thumb.gif


Quote:
Originally Posted by Mephobia View Post

What do you think about moving the swap file to another drive or should it be on the same drive as the one windows is installed on?
  • If your system has a SSD, or SSD and HDD(s), by all means leave the pagefile on the SSD.
  • If your system has multiple SSDs, put the pagefile on any SSD other than C:\.
  • If your system has a single HDD (partitioned or not), always leave the pagefile on C:\ to reduce seeking.
  • If your system has multiple HDDs, put the pagefile on the first partition of your fastest HDD other than C:\.

Quote:
Originally Posted by Mephobia View Post

How do I check for errors? Yea, emptied the recycle bin beforehand ^^
In Windows Explorer, right-click your C:\ drive, click Properties, go to the Tools tab, click [Check now...]. Make sure that Automatically fix file system errors is ticked, and Scan for and attempt recovery of bad sectors in unticked, and then click [Start]. You will have to reboot your computer to actually perform the scan.

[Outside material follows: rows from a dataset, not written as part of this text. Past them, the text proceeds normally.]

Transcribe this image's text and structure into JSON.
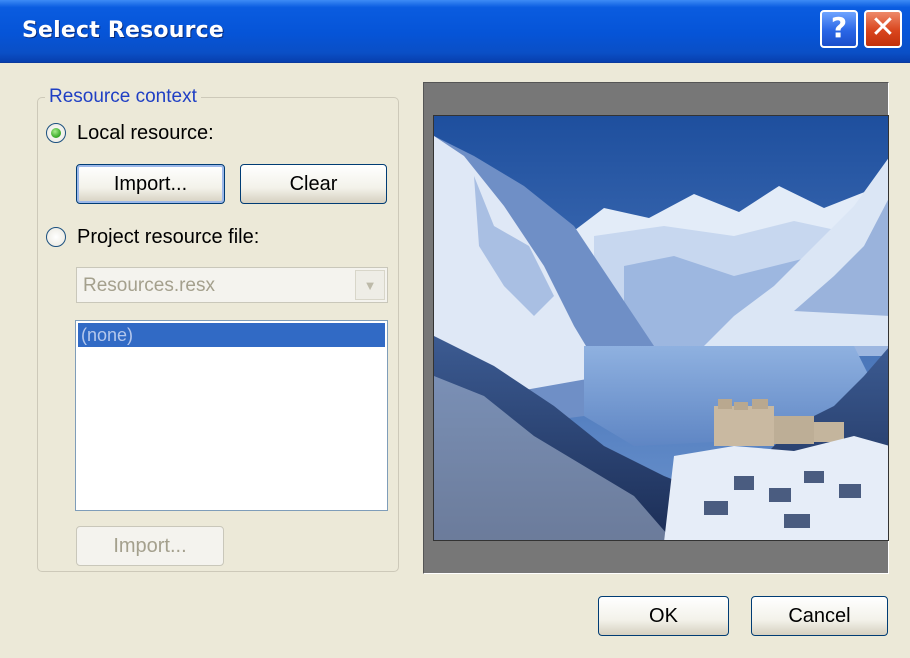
{
  "window": {
    "title": "Select Resource",
    "help_label": "?",
    "close_label": "✕"
  },
  "resource_context": {
    "legend": "Resource context",
    "local_resource_label": "Local resource:",
    "local_resource_selected": true,
    "import_label": "Import...",
    "clear_label": "Clear",
    "project_resource_label": "Project resource file:",
    "project_resource_selected": false,
    "resource_file": {
      "value": "Resources.resx",
      "arrow": "▼"
    },
    "resources_list": {
      "items": [
        "(none)"
      ]
    },
    "project_import_label": "Import..."
  },
  "preview": {
    "image_subject": "snowy mountain lake with hotel",
    "icon": "image-icon"
  },
  "footer": {
    "ok_label": "OK",
    "cancel_label": "Cancel"
  },
  "colors": {
    "title_bar": "#0654d7",
    "dialog_bg": "#ece9d8",
    "legend_text": "#1f3fc4",
    "selection": "#316ac5"
  }
}
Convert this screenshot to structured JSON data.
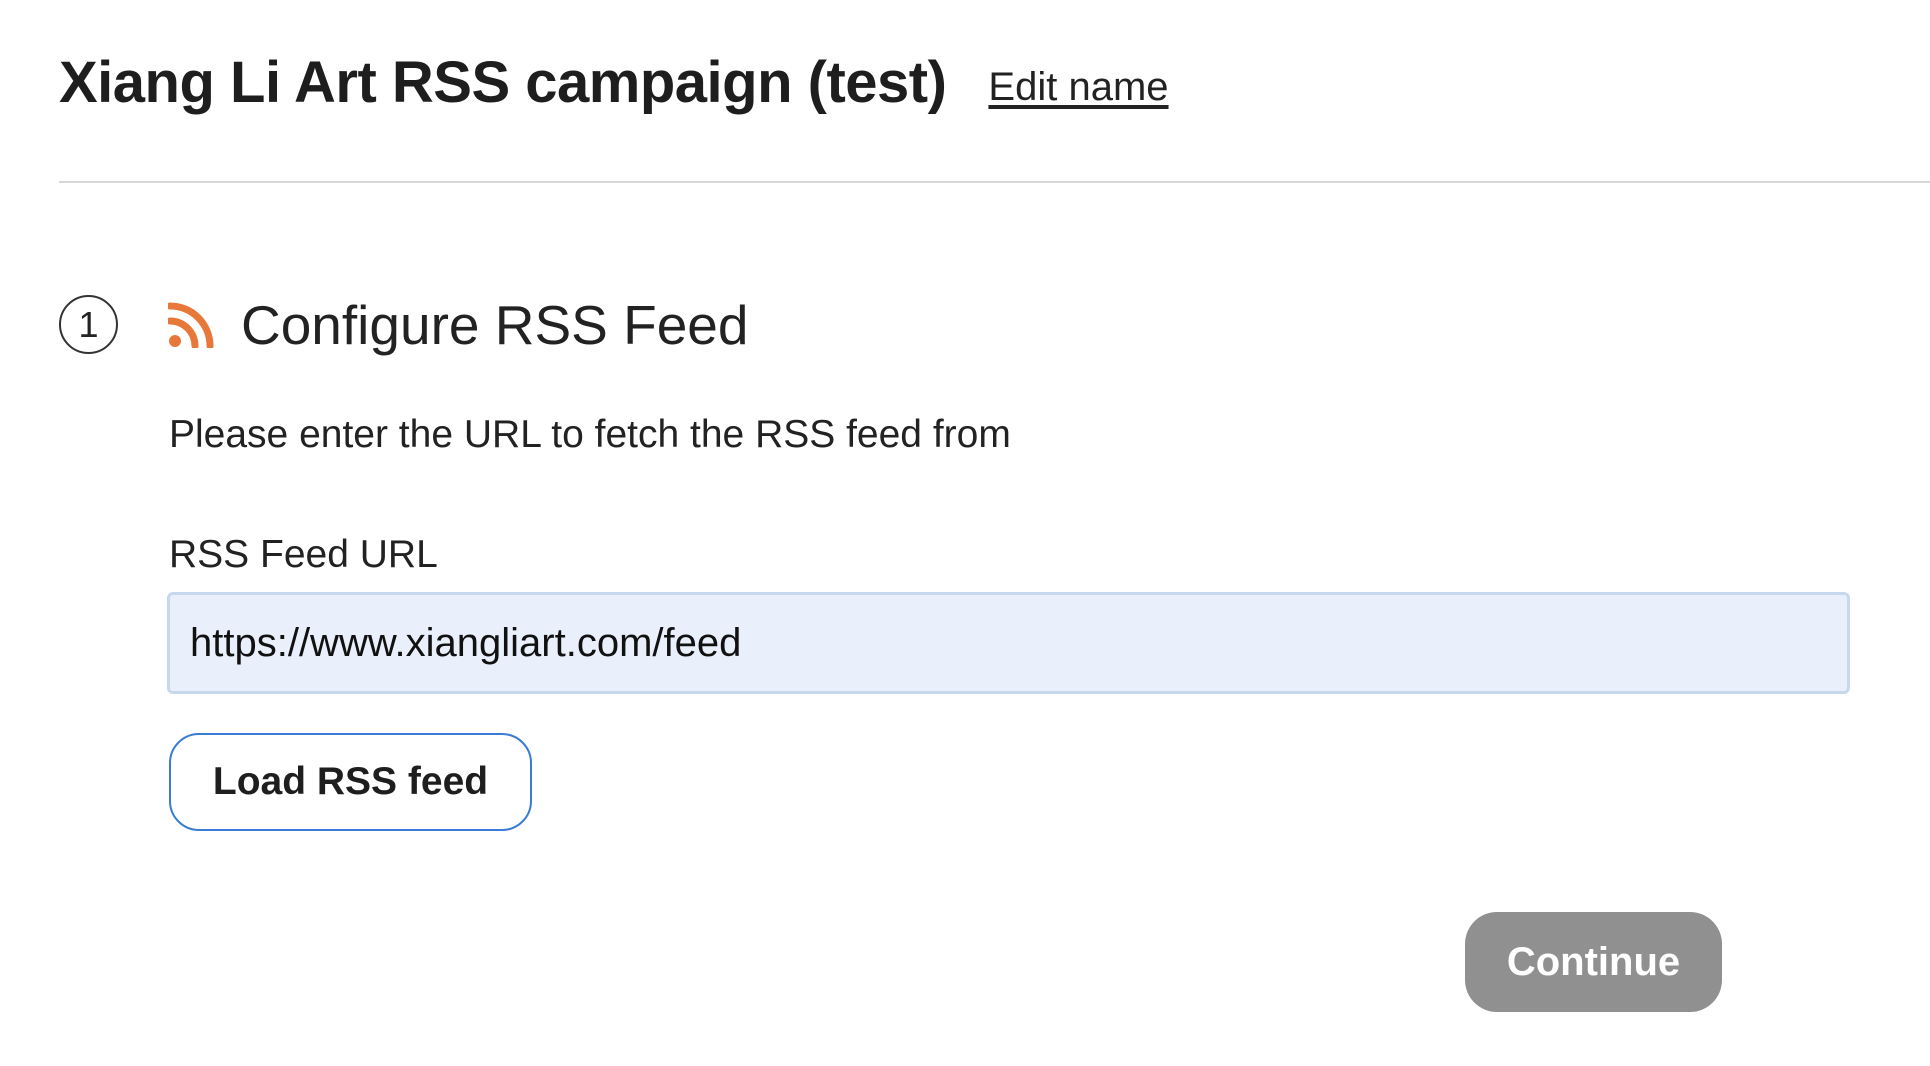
{
  "header": {
    "title": "Xiang Li Art RSS campaign (test)",
    "edit_link": "Edit name"
  },
  "step": {
    "number": "1",
    "icon": "rss-icon",
    "title": "Configure RSS Feed",
    "description": "Please enter the URL to fetch the RSS feed from"
  },
  "form": {
    "url_label": "RSS Feed URL",
    "url_value": "https://www.xiangliart.com/feed",
    "load_button": "Load RSS feed",
    "continue_button": "Continue"
  },
  "colors": {
    "rss_accent": "#e8773a",
    "input_background": "#e9f0fc",
    "load_button_border": "#3a7bd5",
    "continue_disabled": "#909090"
  }
}
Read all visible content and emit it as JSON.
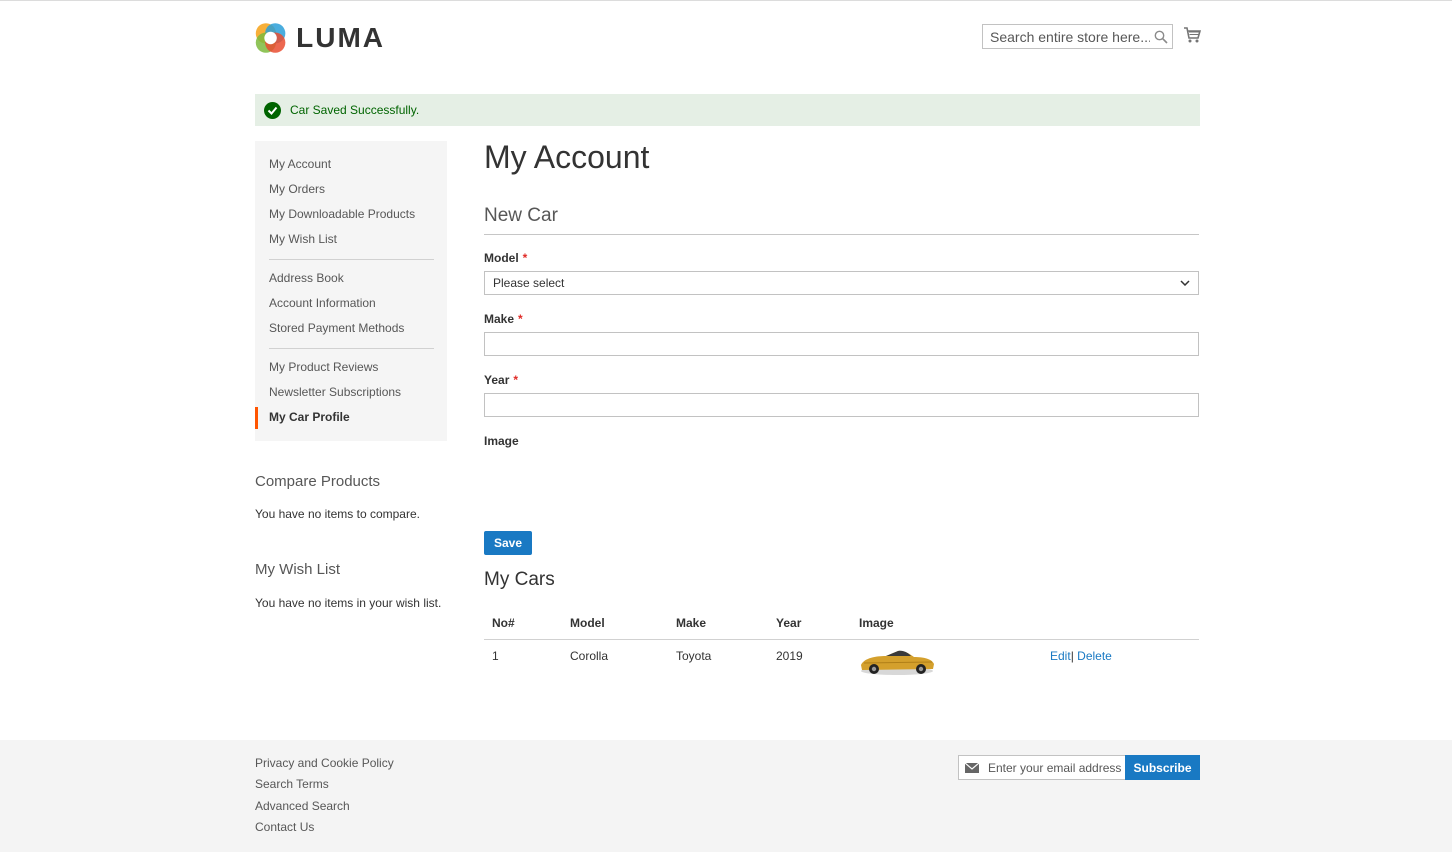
{
  "header": {
    "logo_text": "LUMA",
    "search_placeholder": "Search entire store here...",
    "search_icon": "search-icon",
    "cart_icon": "cart-icon"
  },
  "message": {
    "text": "Car Saved Successfully.",
    "icon": "check-circle-icon",
    "color": "#006400"
  },
  "sidebar": {
    "groups": [
      [
        "My Account",
        "My Orders",
        "My Downloadable Products",
        "My Wish List"
      ],
      [
        "Address Book",
        "Account Information",
        "Stored Payment Methods"
      ],
      [
        "My Product Reviews",
        "Newsletter Subscriptions",
        "My Car Profile"
      ]
    ],
    "active": "My Car Profile",
    "compare": {
      "title": "Compare Products",
      "text": "You have no items to compare."
    },
    "wishlist": {
      "title": "My Wish List",
      "text": "You have no items in your wish list."
    }
  },
  "main": {
    "page_title": "My Account",
    "form_title": "New Car",
    "fields": {
      "model": {
        "label": "Model",
        "value": "Please select"
      },
      "make": {
        "label": "Make",
        "value": ""
      },
      "year": {
        "label": "Year",
        "value": ""
      },
      "image": {
        "label": "Image"
      }
    },
    "save_label": "Save",
    "cars_title": "My Cars",
    "table": {
      "headers": [
        "No#",
        "Model",
        "Make",
        "Year",
        "Image"
      ],
      "rows": [
        {
          "no": "1",
          "model": "Corolla",
          "make": "Toyota",
          "year": "2019",
          "edit": "Edit",
          "sep": "|",
          "delete": "Delete"
        }
      ]
    }
  },
  "footer": {
    "links": [
      "Privacy and Cookie Policy",
      "Search Terms",
      "Advanced Search",
      "Contact Us"
    ],
    "newsletter_placeholder": "Enter your email address",
    "subscribe_label": "Subscribe",
    "mail_icon": "envelope-icon"
  },
  "colors": {
    "accent": "#1979c3",
    "active_bar": "#ff5501",
    "required": "#e02b27"
  }
}
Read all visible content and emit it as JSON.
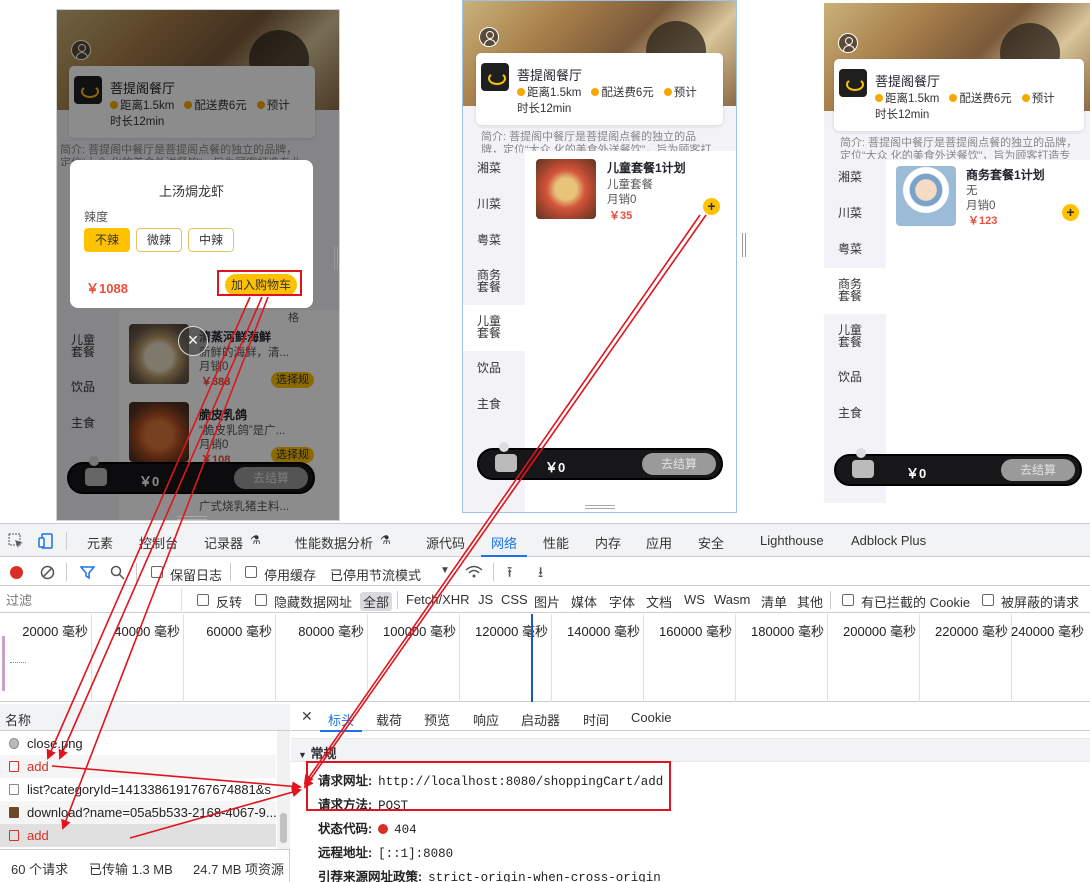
{
  "shop": {
    "name": "菩提阁餐厅",
    "distance": "距离1.5km",
    "delivery_fee": "配送费6元",
    "eta_prefix": "预计",
    "eta_suffix": "时长12min",
    "desc": "简介: 菩提阁中餐厅是菩提阁点餐的独立的品牌，定位“大众 化的美食外送餐饮”，旨为顾客打造专业美食"
  },
  "phone1": {
    "dialog": {
      "title": "上汤焗龙虾",
      "spice_label": "辣度",
      "options": [
        "不辣",
        "微辣",
        "中辣"
      ],
      "price": "￥1088",
      "add_btn": "加入购物车"
    },
    "categories": [
      "儿童套餐",
      "饮品",
      "主食"
    ],
    "foods": [
      {
        "name": "清蒸河鲜海鲜",
        "sub": "新鲜的海鲜，清...",
        "sales": "月销0",
        "price": "￥388",
        "spec": "选择规"
      },
      {
        "name": "脆皮乳鸽",
        "sub": "“脆皮乳鸽”是广...",
        "sales": "月销0",
        "price": "￥108",
        "spec": "选择规"
      }
    ],
    "peek_text": "广式烧乳猪主料...",
    "spec_top_tail": "格",
    "cart_amount": "￥0",
    "checkout": "去结算"
  },
  "phone2": {
    "categories": [
      "湘菜",
      "川菜",
      "粤菜",
      "商务套餐",
      "儿童套餐",
      "饮品",
      "主食"
    ],
    "food": {
      "name": "儿童套餐1计划",
      "sub": "儿童套餐",
      "sales": "月销0",
      "price": "￥35"
    },
    "cart_amount": "￥0",
    "checkout": "去结算"
  },
  "phone3": {
    "categories": [
      "湘菜",
      "川菜",
      "粤菜",
      "商务套餐",
      "儿童套餐",
      "饮品",
      "主食"
    ],
    "food": {
      "name": "商务套餐1计划",
      "sub": "无",
      "sales": "月销0",
      "price": "￥123"
    },
    "cart_amount": "￥0",
    "checkout": "去结算"
  },
  "devtools": {
    "tabs": [
      "元素",
      "控制台",
      "记录器",
      "性能数据分析",
      "源代码",
      "网络",
      "性能",
      "内存",
      "应用",
      "安全",
      "Lighthouse",
      "Adblock Plus"
    ],
    "toolbar": {
      "preserve_log": "保留日志",
      "disable_cache": "停用缓存",
      "throttle": "已停用节流模式"
    },
    "filter_placeholder": "过滤",
    "filter_opts": [
      "反转",
      "隐藏数据网址"
    ],
    "types": [
      "全部",
      "Fetch/XHR",
      "JS",
      "CSS",
      "图片",
      "媒体",
      "字体",
      "文档",
      "WS",
      "Wasm",
      "清单",
      "其他"
    ],
    "blocked_cookies": "有已拦截的 Cookie",
    "blocked_requests": "被屏蔽的请求",
    "timeline_ticks": [
      "20000 毫秒",
      "40000 毫秒",
      "60000 毫秒",
      "80000 毫秒",
      "100000 毫秒",
      "120000 毫秒",
      "140000 毫秒",
      "160000 毫秒",
      "180000 毫秒",
      "200000 毫秒",
      "220000 毫秒",
      "240000 毫秒"
    ],
    "name_header": "名称",
    "requests": [
      "close.png",
      "add",
      "list?categoryId=1413386191767674881&s",
      "download?name=05a5b533-2168-4067-9...",
      "add"
    ],
    "status_bar": {
      "requests": "60 个请求",
      "transferred": "已传输 1.3 MB",
      "resources": "24.7 MB 项资源"
    },
    "detail_tabs": [
      "标头",
      "载荷",
      "预览",
      "响应",
      "启动器",
      "时间",
      "Cookie"
    ],
    "general_title": "常规",
    "general": [
      {
        "k": "请求网址:",
        "v": "http://localhost:8080/shoppingCart/add"
      },
      {
        "k": "请求方法:",
        "v": "POST"
      },
      {
        "k": "状态代码:",
        "v": "404"
      },
      {
        "k": "远程地址:",
        "v": "[::1]:8080"
      },
      {
        "k": "引荐来源网址政策:",
        "v": "strict-origin-when-cross-origin"
      }
    ]
  },
  "colors": {
    "accent_yellow": "#ffc200",
    "price_red": "#e94e3c",
    "annotation_red": "#e0141e",
    "devtools_blue": "#1a73e8"
  }
}
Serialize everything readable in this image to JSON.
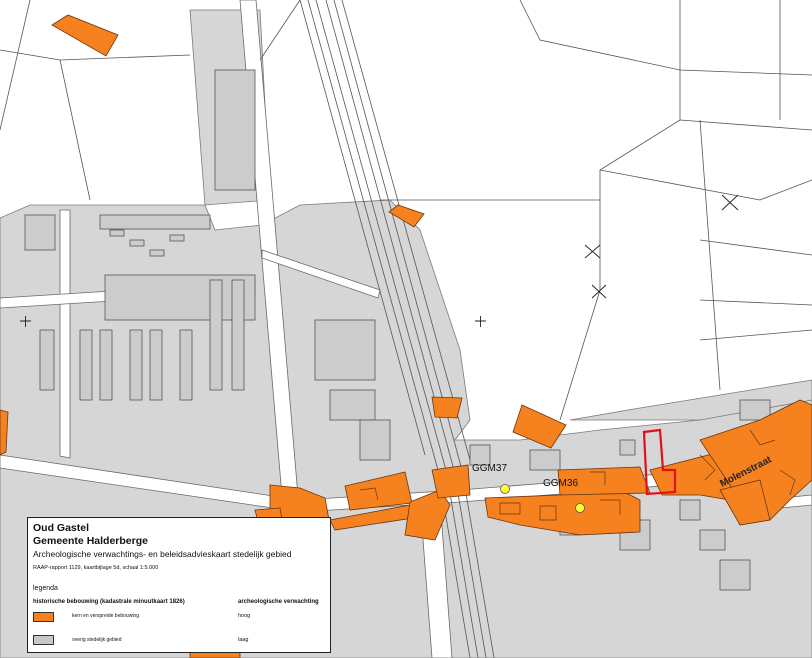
{
  "map": {
    "site_labels": [
      {
        "id": "ggm37",
        "text": "GGM37"
      },
      {
        "id": "ggm36",
        "text": "GGM36"
      }
    ],
    "street_label": "Molenstraat",
    "colors": {
      "historic_building": "#f5821f",
      "urban_area": "#d6d6d6",
      "outline": "#6a6a6a",
      "site_marker": "#ffff33",
      "study_area": "#e3101a"
    }
  },
  "legend": {
    "title_line1": "Oud Gastel",
    "title_line2": "Gemeente Halderberge",
    "subtitle": "Archeologische verwachtings- en beleidsadvieskaart stedelijk gebied",
    "report": "RAAP-rapport 1129, kaartbijlage 5d, schaal 1:5.000",
    "heading": "legenda",
    "col_left": "historische bebouwing (kadastrale minuutkaart 1826)",
    "col_right": "archeologische verwachting",
    "items": [
      {
        "label": "kern en verspreide bebouwing",
        "level": "hoog",
        "color": "#f5821f"
      },
      {
        "label": "overig stedelijk gebied",
        "level": "laag",
        "color": "#c8c8c8"
      }
    ]
  }
}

Quote:
Originally Posted by Mephobia View Post

It went from 74GB free to 122GB free when I turned hibernate off. What does this do exactly?
For that so save so much space, you must have 64 GB of RAM in your system. Think of hibernation as standby with a save-feature, that turns your computer completely off after the save is complete (instead of leaving the RAM powered on as standby does). As such, it requires a large amount of space proportional to the capacity of your RAM to be able to save your RAM data to when entering hibernation. Most people will never use this feature except on laptops, when the battery runs out and the computer enters hibernation automatically to keep data from being lost.
You can manually enter hibernation (if enabled) by clicking the little arrow by the [Start] -> [Shut down] button, and clicking Hibernate. Also, if you have enough space, you can enable/disable hibernation any time. Since you have so much RAM, you could save a similar amount of space again by disabling or shrinking your pagefile (as discussed earlier).
 

·
Registered
Joined
·
24 Posts
If you have 64 GB of RAM, I would just turn off paging completely. In fact, that's what I do and I only have 8 GB of RAM! It's a different story if you're regularly using that much RAM, but you said you only use a small fraction.
 

·
Not new to Overclock.net
Joined
·
2,880 Posts
Quote:
Originally Posted by the 1 View Post

If you have 64 GB of RAM, I would just turn off paging completely. In fact, that's what I do and I only have 8 GB of RAM! It's a different story if you're regularly using that much RAM, but you said you only use a small fraction.
I wouldn't turn it off completely, I've heard that some programs can have issues with that.
 

·
Registered
Joined
·
24 Posts
Quote:
Originally Posted by JKuhn View Post

I wouldn't turn it off completely, I've heard that some programs can have issues with that.
Well if the program is using as much memory as there is in the system, then there'll be issues. In that case, enable paging. Correct me if I'm wrong, but a program can't differentiate between main memory and disk memory; it's all just virtual memory. So a system with 32 GB of RAM and a 32 GB page file is the same as a system with 64 GB of RAM and no page file, except the latter will have faster memory access, even if RAM consumption isn't 100% (note: this doesn't happen on Linux), and no page file means fewer writes to the hard disk, which is beneficial for SSDs.
 

·
Not new to Overclock.net
Joined
·
2,880 Posts
It's just what I heard.
 
1 - 20 of 20 Posts
Top